(This review is for a performance that took place on Thurday, May 29th, 2014. It continues through August 2nd, 2014. As I researched this, I found more an more that the events that took place outside of “the audience” all really seem to have happened – i.e. per this article – which makes me enjoy the play even more.)

Review – Volcano – Vaudeville Theater

August 28, 2012

Or: Lava … And Leave her!

Once upon a time there was a brilliant playwright. His name was Noel or Tennessee or something like that*. He had written some plays that were amazing and timely and deeply illuminated the human condition. He was a success. Time went by. He kept writing but, at some point, maybe because he had been a success, the magic went away.
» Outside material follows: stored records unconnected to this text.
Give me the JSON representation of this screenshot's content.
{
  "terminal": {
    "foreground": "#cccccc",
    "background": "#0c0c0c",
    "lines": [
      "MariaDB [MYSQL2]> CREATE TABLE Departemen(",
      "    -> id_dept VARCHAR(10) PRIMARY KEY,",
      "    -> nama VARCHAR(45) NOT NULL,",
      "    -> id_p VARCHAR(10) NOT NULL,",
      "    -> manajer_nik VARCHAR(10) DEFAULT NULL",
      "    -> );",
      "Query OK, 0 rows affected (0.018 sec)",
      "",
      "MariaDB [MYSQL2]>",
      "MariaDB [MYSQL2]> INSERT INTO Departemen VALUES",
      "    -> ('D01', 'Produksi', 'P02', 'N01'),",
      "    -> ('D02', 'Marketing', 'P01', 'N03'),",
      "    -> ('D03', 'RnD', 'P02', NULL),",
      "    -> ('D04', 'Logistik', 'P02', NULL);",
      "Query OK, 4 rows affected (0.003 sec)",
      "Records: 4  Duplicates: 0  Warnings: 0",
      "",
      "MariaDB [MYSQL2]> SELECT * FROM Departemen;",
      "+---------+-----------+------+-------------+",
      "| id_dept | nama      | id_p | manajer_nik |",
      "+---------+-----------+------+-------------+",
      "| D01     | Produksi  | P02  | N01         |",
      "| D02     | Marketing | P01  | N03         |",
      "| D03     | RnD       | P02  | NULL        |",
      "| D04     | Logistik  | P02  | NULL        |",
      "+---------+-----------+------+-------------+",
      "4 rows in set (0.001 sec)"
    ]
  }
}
Toward the end he might have been writing out of habit more than because he still had something to say.

This is the background from which I suspect Volcano sprung. It hasn’t been performed since it was written, and although this is supposedly because it was held back to save people from shame, I think there’s a lot to support the fact that it wasn’t rushed to the stage because, frankly, it’s not very good. It’s not even sort of good.

Actually, an argument can be made (I shall do so) that it is bad, really bad, especially if you consider that this play was written just one year before The Birthday Party. Drama had moved on since the 20s, yet as this play opens, we have a woman in a little black dress and a large rhinestone necklace hanging out in a garden while a greasy haired man in a suit – practically a mustache-twirling panto villain – explains to her in comically debonair tones why she’s made a mistake in not sleeping with him. She admonishes him to keep his distance or she will mash a rocks glass in his face – then dramatically (“dramatically”) throws it to the ground and stiffly looks away.

About four lines of dialogue in I was wondering just what sort of disaster I had belly-flopped into (though I was suspicious anyway given that the theater was half-empty). Was Nimax just desperate to get something, anything into the Vaudeville after pulling What the Butler Saw? (The set certainly looked cheap – a few little buildings and some large seashells – which supported the idea of a “anything else might work” approach.) Had they not given the actors sufficient time to rehearse? Or perhaps … the script was just a wreck and Coward was to blame?

As I watched these ridiculously dressed people spouting off these canned lines, as stereotyped as any Sun editorial, I started to feel that what I was actually watching was one of those plays within a plays … with the trope “the really, really bad play where even the actors didn’t seem to believe what they were saying.” Had I inadvertently walked into a parallel version of Noises Off? Could Coward possibly have thought any of these characters were interesting or appropriate for the fifties? I mean, the discussion of sexual desire was a bit more frank, but the hamming and false emotions, was I supposed to believe it?

Was I too far from the exit to carefully leave? Was this level of badness going to be sustained all the way until the interval?

Fortunately, when the next scene started (with new actors to break up the congealed goop between the leads), the urge to gag (my urge, not theirs) lightened, but the triviality of the dialogue and banality of the “situation” continued. Infidelity: really more boring than you might think, not inherently interesting like the script assumes. I sat there numbly watching people over dress, drink too much, and be jerks while a volcano rumbled behind them. My thought: the world wouldn’t miss them a bit if they all fell in, and my evening would perk up considerably.

And with that, I took my leave at the interval. I made it through half of it; you’re stronger than me if you can stomach more.

(This review is for a performance that took place on August 23rd, 2012. The play continues through September 29th. This play was already at the Richmond theater so if you were going to give it any slack because it was early in the run, you would be making a mistake.)

*Most decidedly not Henrik.